» PROBLEM DESCRIPTION
What follows is a set of entries; retype all of them exactly.
--- START ---
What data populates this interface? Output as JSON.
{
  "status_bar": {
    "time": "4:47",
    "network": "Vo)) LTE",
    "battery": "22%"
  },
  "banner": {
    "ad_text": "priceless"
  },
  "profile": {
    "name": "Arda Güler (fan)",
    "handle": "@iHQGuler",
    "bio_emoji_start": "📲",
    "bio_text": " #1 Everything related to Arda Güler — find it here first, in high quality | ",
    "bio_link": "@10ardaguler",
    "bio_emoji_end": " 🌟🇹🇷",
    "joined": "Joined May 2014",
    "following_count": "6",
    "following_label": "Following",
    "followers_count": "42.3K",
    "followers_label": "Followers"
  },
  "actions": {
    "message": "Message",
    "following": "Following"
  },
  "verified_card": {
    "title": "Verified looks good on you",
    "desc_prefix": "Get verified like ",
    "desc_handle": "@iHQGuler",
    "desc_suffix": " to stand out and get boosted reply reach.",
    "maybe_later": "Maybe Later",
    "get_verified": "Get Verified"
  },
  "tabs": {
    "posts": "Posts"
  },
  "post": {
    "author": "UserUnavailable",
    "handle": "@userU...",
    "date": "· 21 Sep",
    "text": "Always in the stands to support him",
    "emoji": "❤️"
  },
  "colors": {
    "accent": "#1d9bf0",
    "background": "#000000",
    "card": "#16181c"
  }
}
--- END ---
» ANSWER BELOW
What data populates this interface? Output as JSON.
{
  "status_bar": {
    "time": "4:47",
    "network": "Vo)) LTE",
    "battery": "22%"
  },
  "banner": {
    "ad_text": "priceless"
  },
  "profile": {
    "name": "Arda Güler (fan)",
    "handle": "@iHQGuler",
    "bio_emoji_start": "📲",
    "bio_text": " #1 Everything related to Arda Güler — find it here first, in high quality | ",
    "bio_link": "@10ardaguler",
    "bio_emoji_end": " 🌟🇹🇷",
    "joined": "Joined May 2014",
    "following_count": "6",
    "following_label": "Following",
    "followers_count": "42.3K",
    "followers_label": "Followers"
  },
  "actions": {
    "message": "Message",
    "following": "Following"
  },
  "verified_card": {
    "title": "Verified looks good on you",
    "desc_prefix": "Get verified like ",
    "desc_handle": "@iHQGuler",
    "desc_suffix": " to stand out and get boosted reply reach.",
    "maybe_later": "Maybe Later",
    "get_verified": "Get Verified"
  },
  "tabs": {
    "posts": "Posts"
  },
  "post": {
    "author": "UserUnavailable",
    "handle": "@userU...",
    "date": "· 21 Sep",
    "text": "Always in the stands to support him",
    "emoji": "❤️"
  },
  "colors": {
    "accent": "#1d9bf0",
    "background": "#000000",
    "card": "#16181c"
  }
}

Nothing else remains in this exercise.